**Task directions**
Given the listing that follows, report all lines in which the string "this" occurs.
==*==
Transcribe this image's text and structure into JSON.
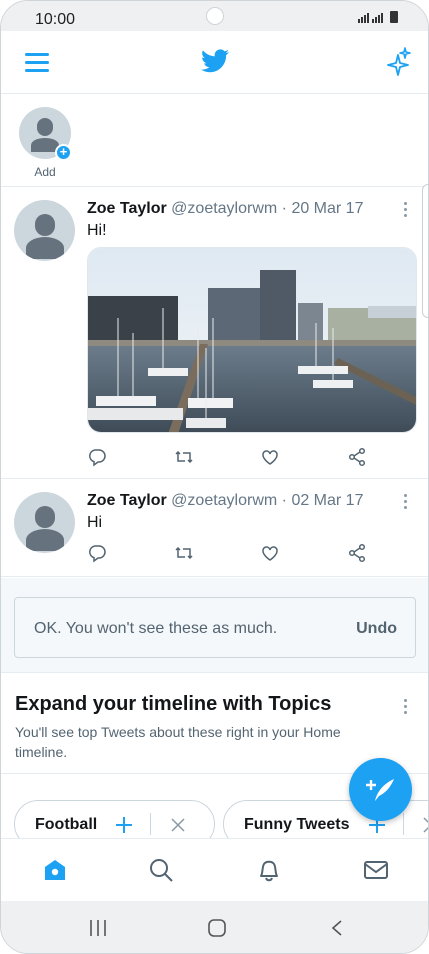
{
  "status_bar": {
    "time": "10:00"
  },
  "fleets": {
    "add_label": "Add"
  },
  "tweets": [
    {
      "name": "Zoe Taylor",
      "handle": "@zoetaylorwm",
      "date": "20 Mar 17",
      "separator": " · ",
      "text": "Hi!",
      "has_photo": true
    },
    {
      "name": "Zoe Taylor",
      "handle": "@zoetaylorwm",
      "date": "02 Mar 17",
      "separator": " · ",
      "text": "Hi",
      "has_photo": false
    }
  ],
  "notice": {
    "message": "OK. You won't see these as much.",
    "undo_label": "Undo"
  },
  "topics": {
    "title": "Expand your timeline with Topics",
    "subtitle": "You'll see top Tweets about these right in your Home timeline.",
    "chips": [
      {
        "label": "Football"
      },
      {
        "label": "Funny Tweets"
      }
    ]
  },
  "colors": {
    "accent": "#1da1f2",
    "text": "#14171a",
    "secondary": "#657786"
  },
  "icons": {
    "header": [
      "menu-icon",
      "twitter-logo-icon",
      "sparkle-icon"
    ],
    "tweet_actions": [
      "reply-icon",
      "retweet-icon",
      "like-icon",
      "share-icon"
    ],
    "tabs": [
      "home-icon",
      "search-icon",
      "notifications-icon",
      "messages-icon"
    ],
    "fab": "compose-tweet-icon",
    "system_nav": [
      "recents-icon",
      "home-button-icon",
      "back-icon"
    ]
  }
}
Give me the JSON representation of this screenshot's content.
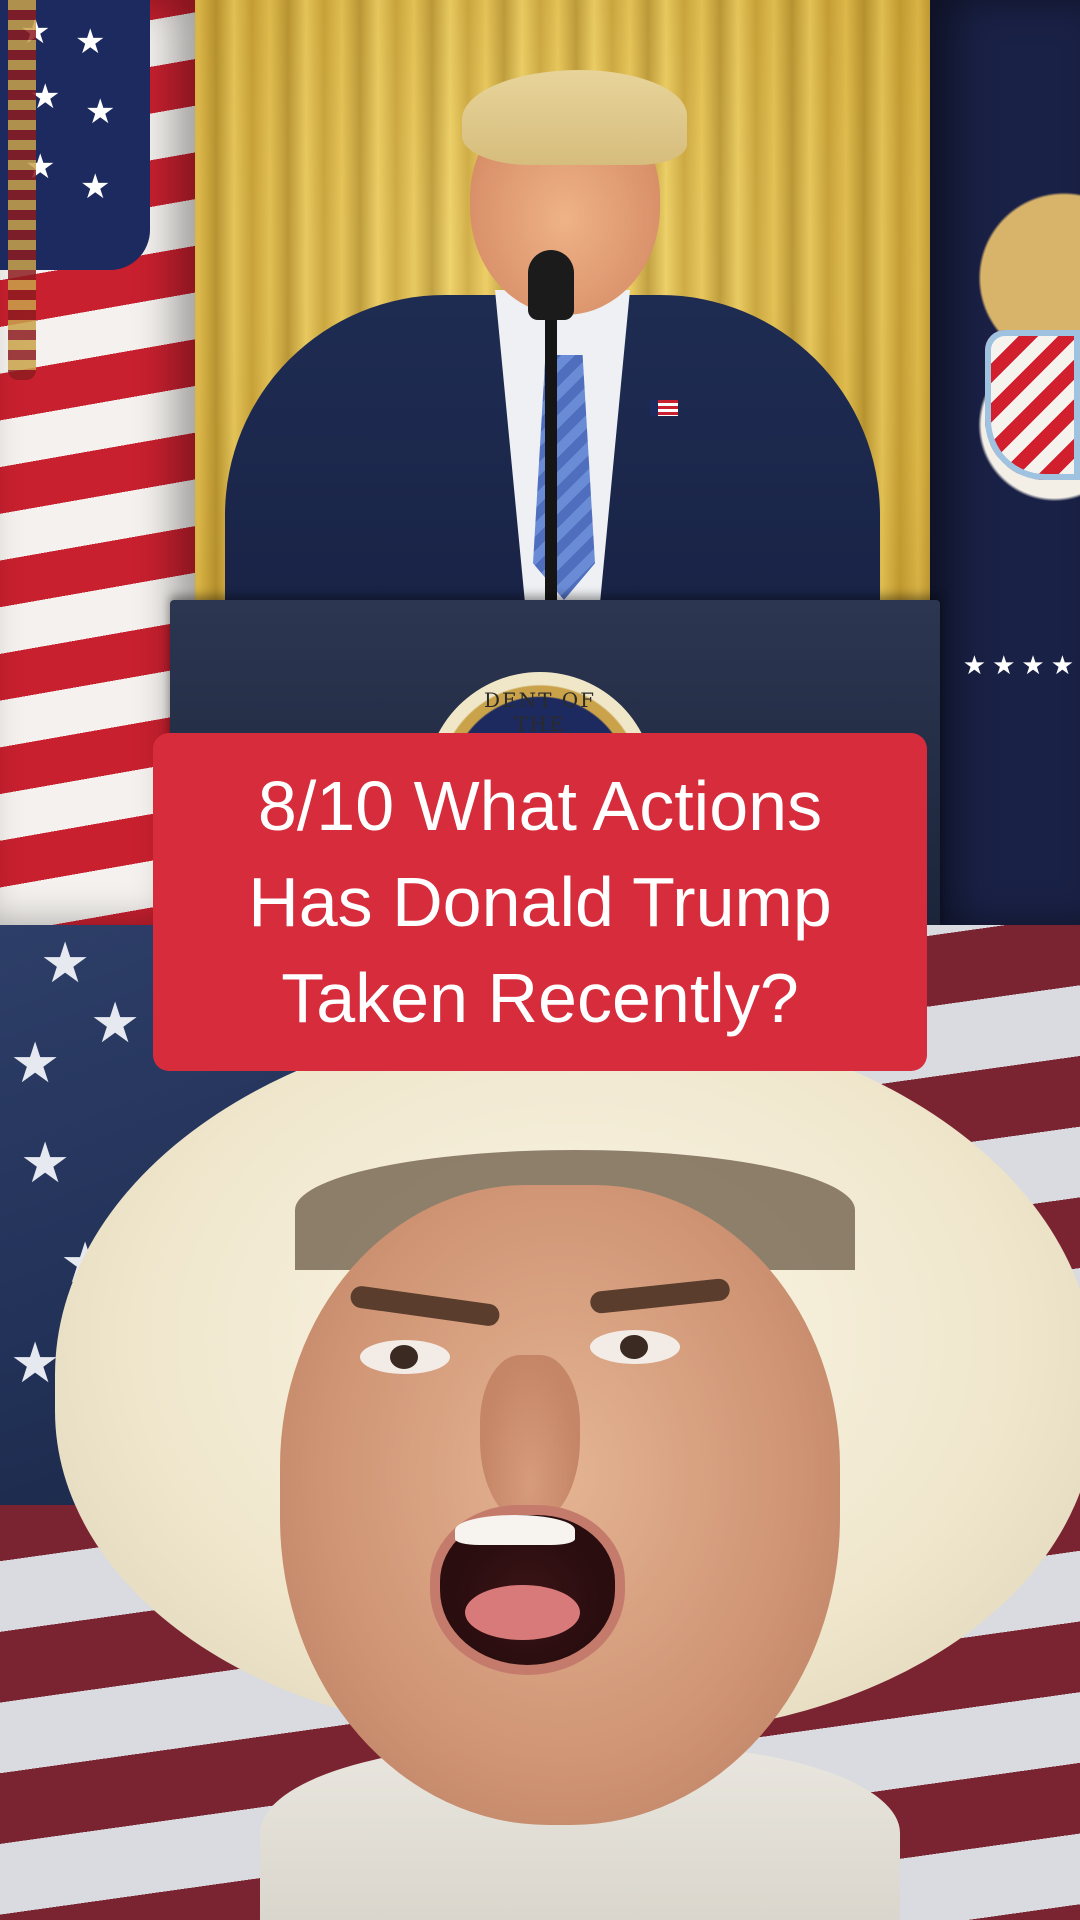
{
  "caption": {
    "lines": [
      "8/10 What Actions",
      "Has Donald Trump",
      "Taken Recently?"
    ],
    "background_color": "#d72c3c",
    "text_color": "#ffffff"
  },
  "top_scene": {
    "podium_seal_text": "DENT OF THE"
  }
}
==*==
**Expected output**
Transcribe this image's text and structure into JSON.
Give me the JSON representation of this screenshot's content.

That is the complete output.